Ok this is a step by step showing how an m20 ITB manifold was built, but this same theory and techniques can be applied to almost any engine. It takes a bit fabrication skill but nothing too difficult and i have discovered plenty of little tips to help out. First thing to do cut the flange off an original manifold, keep it as long as possible i like to aim for at least 70-80mm and try to keep the cut as parallel to the face as possible dont worry about where the runners are heading at this point.
Disclaimer…. if your going to use one of the blades shown below be aware that fabricators have a nick-name for them… meat axe! they are very affective for cutting alloy but use leather gloves and be warned!

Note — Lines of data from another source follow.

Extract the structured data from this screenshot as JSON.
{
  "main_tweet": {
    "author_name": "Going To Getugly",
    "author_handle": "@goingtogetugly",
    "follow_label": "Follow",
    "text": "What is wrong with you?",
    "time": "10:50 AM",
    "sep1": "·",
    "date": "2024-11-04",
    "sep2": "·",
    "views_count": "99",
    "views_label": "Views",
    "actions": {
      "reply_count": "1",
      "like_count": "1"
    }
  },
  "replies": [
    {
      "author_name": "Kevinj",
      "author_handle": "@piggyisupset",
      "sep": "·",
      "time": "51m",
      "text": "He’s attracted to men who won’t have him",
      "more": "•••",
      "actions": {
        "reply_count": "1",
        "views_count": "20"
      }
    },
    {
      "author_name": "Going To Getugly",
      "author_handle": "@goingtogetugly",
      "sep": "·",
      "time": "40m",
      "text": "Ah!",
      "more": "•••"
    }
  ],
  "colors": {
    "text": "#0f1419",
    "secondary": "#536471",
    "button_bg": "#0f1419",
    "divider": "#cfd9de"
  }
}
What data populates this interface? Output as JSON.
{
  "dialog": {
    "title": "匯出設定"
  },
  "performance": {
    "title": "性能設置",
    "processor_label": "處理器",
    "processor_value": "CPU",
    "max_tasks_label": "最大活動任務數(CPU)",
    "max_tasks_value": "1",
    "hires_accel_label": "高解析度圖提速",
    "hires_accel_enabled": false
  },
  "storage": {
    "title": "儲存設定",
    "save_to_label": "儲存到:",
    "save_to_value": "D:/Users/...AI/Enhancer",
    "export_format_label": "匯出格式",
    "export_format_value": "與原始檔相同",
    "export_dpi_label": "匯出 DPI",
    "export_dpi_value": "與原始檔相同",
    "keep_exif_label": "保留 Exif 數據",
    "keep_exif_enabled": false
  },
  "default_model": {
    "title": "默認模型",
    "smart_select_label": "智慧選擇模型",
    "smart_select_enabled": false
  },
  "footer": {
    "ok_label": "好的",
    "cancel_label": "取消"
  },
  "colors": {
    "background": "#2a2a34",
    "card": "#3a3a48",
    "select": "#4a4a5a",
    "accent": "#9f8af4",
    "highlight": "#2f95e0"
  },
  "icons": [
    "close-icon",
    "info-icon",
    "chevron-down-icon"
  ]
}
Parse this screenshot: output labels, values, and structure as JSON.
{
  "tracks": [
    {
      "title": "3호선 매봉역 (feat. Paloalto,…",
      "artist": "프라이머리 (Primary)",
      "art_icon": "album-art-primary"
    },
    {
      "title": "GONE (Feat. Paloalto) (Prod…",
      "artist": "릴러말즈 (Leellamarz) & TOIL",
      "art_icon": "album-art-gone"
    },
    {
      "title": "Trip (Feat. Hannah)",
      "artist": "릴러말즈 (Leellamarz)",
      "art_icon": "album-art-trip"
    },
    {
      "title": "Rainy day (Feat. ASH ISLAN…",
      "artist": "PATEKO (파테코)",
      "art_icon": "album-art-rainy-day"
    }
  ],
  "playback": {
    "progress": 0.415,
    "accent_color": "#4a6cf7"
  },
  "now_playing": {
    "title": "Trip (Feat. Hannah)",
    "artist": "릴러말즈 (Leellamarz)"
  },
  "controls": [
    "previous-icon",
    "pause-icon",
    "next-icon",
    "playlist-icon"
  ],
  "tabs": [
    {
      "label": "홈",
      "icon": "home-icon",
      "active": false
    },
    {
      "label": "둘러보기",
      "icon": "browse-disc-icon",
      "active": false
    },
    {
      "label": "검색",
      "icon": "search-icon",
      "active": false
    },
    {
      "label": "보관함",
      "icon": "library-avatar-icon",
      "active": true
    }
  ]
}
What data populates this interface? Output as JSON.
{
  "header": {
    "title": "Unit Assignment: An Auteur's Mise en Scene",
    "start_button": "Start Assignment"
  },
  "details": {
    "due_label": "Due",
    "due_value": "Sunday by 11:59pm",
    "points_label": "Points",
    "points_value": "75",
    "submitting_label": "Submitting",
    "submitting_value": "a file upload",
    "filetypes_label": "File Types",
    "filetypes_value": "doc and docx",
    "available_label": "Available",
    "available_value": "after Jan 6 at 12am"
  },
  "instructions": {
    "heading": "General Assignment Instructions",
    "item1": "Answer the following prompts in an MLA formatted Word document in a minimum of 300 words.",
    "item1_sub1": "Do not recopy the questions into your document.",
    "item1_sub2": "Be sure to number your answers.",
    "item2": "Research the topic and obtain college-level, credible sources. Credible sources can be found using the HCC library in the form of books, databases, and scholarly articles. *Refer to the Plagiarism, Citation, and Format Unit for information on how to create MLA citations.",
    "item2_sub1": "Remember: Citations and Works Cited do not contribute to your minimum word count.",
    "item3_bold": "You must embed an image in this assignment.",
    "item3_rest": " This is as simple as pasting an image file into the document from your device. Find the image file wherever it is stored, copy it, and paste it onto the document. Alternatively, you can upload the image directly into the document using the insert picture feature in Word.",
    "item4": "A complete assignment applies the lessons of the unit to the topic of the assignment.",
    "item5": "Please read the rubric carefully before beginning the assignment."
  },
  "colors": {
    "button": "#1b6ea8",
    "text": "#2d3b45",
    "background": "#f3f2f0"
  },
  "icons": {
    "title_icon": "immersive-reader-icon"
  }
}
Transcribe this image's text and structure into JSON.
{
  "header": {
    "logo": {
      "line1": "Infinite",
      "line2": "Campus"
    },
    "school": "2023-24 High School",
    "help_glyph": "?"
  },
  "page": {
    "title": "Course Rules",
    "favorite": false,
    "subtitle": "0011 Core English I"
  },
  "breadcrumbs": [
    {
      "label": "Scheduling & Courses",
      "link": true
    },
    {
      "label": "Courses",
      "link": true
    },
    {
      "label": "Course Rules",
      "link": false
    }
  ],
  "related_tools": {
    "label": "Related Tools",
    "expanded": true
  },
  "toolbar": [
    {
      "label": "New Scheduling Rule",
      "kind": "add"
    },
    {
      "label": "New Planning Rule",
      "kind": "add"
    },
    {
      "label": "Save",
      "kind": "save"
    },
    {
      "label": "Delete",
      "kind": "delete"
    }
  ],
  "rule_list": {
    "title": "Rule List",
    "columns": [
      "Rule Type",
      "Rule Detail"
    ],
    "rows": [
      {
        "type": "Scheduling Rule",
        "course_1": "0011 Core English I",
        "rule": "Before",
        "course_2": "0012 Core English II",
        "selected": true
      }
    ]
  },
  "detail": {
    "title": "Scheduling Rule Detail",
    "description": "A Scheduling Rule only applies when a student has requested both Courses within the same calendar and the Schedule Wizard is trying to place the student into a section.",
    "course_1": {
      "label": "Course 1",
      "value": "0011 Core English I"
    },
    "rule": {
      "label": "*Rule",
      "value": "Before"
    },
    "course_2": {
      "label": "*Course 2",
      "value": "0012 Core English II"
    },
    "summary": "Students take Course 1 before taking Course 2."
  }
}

Next I trim back the fuel rail mounts so i have room to weld, welding the flangs on is a bit tricky even with the mounts trimmed right back so it really is no problem to take them off all together this makes the welding much easier. Then all you need is 2 little tags to bolt the rail back on i will show this in the next photos. For this one i am leaving them on
Here are the tags you will need if the mounts are removed.
and here’s the rail bolted in place with them, they go under two of the nuts holding the manifold on
depending on what model manifold your starting with some need the end runners fixing because they start heading up too soon so first i cut a couple of runner pieces from the discarded manifold, just trim and square them up roughly by eye.
To go off on a tangent. Look at the size of the runners at this point, we are about 100mm from the head and they are only about 35mm!!!
Think about this for a second the OEM manifold is still good for some great power numbers and its only 35mm, most other brands of ITB manifold are 45mm at this point, thats nearly double the cross sectional area this can have quite a devistating affect on the critical air velocity and performance!!! This also highlights why 40mm ITB is plenty big enough for even very tough m20's.
Ok onward… then trim the outside two runners right down short and weld on those little straight pieces
next, you need to make up a holding JIG, i use a piece of RHS and drill and tap 4 holes in it to bolt the manifold on. Of the 12 holes in the flange i use holes 1,4,9 and 12.
then with the flange bolted to the JIG and bolted to the mill table the runners can be milled flat
Next is an important step, this is done AFTER milling the runners. Take out the middle bolts (4 and 9) and loosen off the other 2, then slip 2 shims 1mm thick directly under runners 3&4 then gently tighten the end bolts down until the tip of the flange just touches the JIG, this puts a 1mm bow in the whole thing. This is to compensate for the distortion caused by the welding.
Then sit the flange plate on where its the best average fit, clamp at the ends to pull it onto the runners and get some good tack welds to each side of each runner.
Then weld away!!
make sure all your surfaces are raw and clean, keep it bolted to the jig the whole time just with the two end bolts and the 1mm shims in place. Try to avoid welding the same side of all the runners first, I usually weld top, bottom, top, bottom and so on then go back and do the other sides etc. This is where you will curse leaving those fuel rail mounts there!
I should note the DCOE bolt pattern is 90mm spacing and the m20 bore is 91mm spacing so when you make a flange, space the holes so they go 90mm 92mm, 90mm, 92mm etc. You can find an AutoCAD file of the whole plate here in my downloads section.
Unbolt it from the JIG, check it with a straight edge it should be pretty good but if its still a little bowed all it will take is a gentle bump with a big hammer and some blocks of wood… be very careful!!! it wont take much, try to get the head face as perfect as possible.
That’s the fun part done next is the tedious part, the runners need to be hogged out to match the flange so get comfortable with the die grinder and start cutting, keep a little dish handy with some WD40 or even Kero mixed with engine oil works well, dip the cutter in now and then to keep it cutting really well, stops it clogging up. Try to get the transition as smooth and gradual as possible from the 40mm hole down the the head face flange.
Lastly it goes back on the JIG and into the mill for a light skim, if everything was done well then it usually takes less than 0.5mm for it to clean up.
Flip it over and give the head face the lightest possible skim too just to make sure it will seal up well
Last thing to do is tap all the holes in the new flange for the studs, give it a clean and a coat of your favorite color!…. sorry no pics of last step.